Manatee Mikah Meyer is on a mission: to see all the National Park Service sites in the country in honor of his father, and to encourage the LGBT community.
Meyer said he will stop at De Soto National Memorial on Saturday as the next leg of his trip, stop No. 115. His plan is to arrive at noon to watch a film about the history of DeSoto’s encounter with the indigenous people, then attend a “living history” ranger demonstration.
A 30-year-old openly gay man from Nebraska, Meyer said he hopes to use his journey sparks interest in the LGBT community and millennials in the national parks. He said he hopes to be a role model for the LGBT community by breaking stereotypes.
Meyer said he visited 100 parks in 2016 alone, and plans to continue the journey until he’s been to all 417 National Park Service sites. He’s been documenting his trip on his website, TBCmikah.com.
Living in a van without heat or air conditioning for the tour of parks, Meyer said he has to chase favorable weather.
“What better place to be in February than Florida,” Meyer said.
When he’s not at the park, Meyers said he’d be staying with a friend in St. Petersburg, where he plans to speak with local politicians about how to get millennials and the LGBT community interested in the environment and the national parks.
Meyer started his journey to all of the more than 400 National Park Service sites April 29, 2016, 11 years to the day his father died from cancer. It’s a trip he’s been planning for the past three years, and one he said will be record-setting by making him the youngest person to experience all the sites and the only person to do it in one continuous trip.
Growing up, Myer, his father, and the rest of their family would frequently travel to their second home in Ocala. Meyer’s dad built the house they stayed in when Meyer was about 10-years-old.
Meyer is looking forward to seeing other parts of Florida as part of his trip.
His father loved road trips and would often drive to Florida alone. But Meyer never told his father he was gay, he said. His father was a Lutheran pastor, and it wasn’t something his family talked about until after his father’s passing.
Just days after his father died, a 19-year-old Meyer went on his first independent road trip.
“It happened just 10 days after the funeral. It ended up being a really healing experience for me,” Meyer said.

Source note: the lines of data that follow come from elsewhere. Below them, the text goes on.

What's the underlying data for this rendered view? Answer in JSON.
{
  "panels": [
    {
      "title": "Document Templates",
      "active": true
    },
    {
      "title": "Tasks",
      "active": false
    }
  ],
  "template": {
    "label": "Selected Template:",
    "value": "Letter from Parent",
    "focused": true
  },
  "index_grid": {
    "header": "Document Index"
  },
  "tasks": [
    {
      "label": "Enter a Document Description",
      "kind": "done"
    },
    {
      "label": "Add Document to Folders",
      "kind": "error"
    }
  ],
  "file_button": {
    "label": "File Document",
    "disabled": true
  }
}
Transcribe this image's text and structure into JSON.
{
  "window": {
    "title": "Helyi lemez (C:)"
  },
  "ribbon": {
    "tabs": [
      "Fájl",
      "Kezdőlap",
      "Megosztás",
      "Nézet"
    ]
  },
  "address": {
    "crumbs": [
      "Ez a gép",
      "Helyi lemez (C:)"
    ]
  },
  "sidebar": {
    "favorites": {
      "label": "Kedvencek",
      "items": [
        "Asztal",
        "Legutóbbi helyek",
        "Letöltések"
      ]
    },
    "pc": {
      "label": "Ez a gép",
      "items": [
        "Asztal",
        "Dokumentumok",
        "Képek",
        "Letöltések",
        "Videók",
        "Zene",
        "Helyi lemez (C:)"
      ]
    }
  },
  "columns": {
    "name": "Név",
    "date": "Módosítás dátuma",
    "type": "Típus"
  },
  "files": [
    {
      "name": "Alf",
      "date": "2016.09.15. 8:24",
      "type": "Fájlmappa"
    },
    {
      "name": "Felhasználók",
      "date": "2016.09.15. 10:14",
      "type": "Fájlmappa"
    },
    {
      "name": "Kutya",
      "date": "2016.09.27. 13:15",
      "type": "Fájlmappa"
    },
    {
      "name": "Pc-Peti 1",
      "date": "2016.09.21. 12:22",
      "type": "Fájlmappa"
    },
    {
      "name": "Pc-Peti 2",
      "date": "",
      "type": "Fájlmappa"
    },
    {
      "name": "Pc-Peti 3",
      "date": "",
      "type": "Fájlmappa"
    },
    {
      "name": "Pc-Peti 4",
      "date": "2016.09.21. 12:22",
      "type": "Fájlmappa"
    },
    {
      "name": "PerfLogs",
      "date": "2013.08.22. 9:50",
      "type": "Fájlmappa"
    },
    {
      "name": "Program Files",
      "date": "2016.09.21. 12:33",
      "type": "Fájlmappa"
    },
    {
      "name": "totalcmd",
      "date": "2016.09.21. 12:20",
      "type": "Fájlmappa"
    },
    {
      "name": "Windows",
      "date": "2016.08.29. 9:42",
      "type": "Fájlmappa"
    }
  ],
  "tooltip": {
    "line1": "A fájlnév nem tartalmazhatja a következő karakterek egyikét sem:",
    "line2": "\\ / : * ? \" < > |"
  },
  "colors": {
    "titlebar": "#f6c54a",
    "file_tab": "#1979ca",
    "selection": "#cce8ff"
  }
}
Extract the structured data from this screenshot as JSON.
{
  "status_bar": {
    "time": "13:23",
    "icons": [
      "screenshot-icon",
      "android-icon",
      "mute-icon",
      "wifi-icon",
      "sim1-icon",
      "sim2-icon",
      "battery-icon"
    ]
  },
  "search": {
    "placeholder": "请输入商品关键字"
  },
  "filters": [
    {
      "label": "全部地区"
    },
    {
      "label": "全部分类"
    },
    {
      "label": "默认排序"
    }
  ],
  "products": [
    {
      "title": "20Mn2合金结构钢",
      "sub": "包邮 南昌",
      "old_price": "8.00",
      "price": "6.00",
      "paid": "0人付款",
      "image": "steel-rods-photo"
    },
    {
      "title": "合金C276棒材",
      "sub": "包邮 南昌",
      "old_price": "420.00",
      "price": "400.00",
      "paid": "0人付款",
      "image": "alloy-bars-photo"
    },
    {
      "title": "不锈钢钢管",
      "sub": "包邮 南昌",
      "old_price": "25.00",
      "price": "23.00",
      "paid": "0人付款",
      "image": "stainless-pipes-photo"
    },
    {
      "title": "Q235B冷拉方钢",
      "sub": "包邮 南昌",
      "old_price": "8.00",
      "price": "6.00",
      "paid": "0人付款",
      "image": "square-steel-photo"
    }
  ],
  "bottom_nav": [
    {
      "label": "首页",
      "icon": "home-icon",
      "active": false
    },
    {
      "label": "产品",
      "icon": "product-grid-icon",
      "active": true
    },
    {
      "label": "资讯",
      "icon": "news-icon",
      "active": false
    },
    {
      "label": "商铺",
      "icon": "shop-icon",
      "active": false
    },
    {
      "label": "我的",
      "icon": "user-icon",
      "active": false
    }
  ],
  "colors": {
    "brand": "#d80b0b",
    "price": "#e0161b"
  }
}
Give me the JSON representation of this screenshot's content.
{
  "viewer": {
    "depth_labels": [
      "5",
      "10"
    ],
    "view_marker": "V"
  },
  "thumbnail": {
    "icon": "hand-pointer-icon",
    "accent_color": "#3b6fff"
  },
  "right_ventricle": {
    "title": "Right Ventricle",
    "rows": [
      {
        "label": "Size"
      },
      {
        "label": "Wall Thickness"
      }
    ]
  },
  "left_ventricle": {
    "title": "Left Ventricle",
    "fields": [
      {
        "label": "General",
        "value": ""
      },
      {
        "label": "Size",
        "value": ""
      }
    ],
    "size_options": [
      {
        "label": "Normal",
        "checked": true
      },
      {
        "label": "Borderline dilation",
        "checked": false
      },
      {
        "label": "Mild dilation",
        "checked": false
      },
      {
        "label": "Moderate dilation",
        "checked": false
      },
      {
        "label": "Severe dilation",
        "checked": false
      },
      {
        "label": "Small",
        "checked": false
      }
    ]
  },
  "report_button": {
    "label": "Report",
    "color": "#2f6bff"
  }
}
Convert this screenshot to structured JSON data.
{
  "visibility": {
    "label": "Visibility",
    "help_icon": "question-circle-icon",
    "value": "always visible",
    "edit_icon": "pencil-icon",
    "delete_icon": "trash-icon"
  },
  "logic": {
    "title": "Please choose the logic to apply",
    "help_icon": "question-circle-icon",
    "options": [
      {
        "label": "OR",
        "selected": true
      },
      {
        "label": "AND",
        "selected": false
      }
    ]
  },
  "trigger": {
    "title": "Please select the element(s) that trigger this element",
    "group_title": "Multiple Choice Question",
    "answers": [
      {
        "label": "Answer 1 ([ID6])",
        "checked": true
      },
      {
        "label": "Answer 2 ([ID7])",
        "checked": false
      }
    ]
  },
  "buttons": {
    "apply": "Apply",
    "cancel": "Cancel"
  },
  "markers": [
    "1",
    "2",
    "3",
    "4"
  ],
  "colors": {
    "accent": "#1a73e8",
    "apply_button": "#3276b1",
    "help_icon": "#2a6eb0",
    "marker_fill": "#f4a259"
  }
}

Since then, he’s done one road trip a year in memory of his father. This road trip to see the National Parks stands to be his longest to date, scheduled to last more than 1,000 days. Prior to this, the longest trip Meyer has taken lasted 260 days.
To manage the trip, he’s placed all his belongings that wouldn’t fit in the van into storage and has been traveling full-time. It’s the hardest he’s worked in his life.
“I get a lot of emails that call me ‘trust fund baby,’” Meyer said. “People think this is a big vacation. ... It’s probably the hardest I’ve worked in my life and I’m scraping by on savings.”
So far, Meyer noted, his favorite park has been the Theodore Roosevelt National Park in North Dakota. He’s most looking forward to his March trip to west Texas.
Support Mikah Meyer on his trip to visit the more than 400 National Parks Services sites: Donate to his trip on his website TBCmikah.com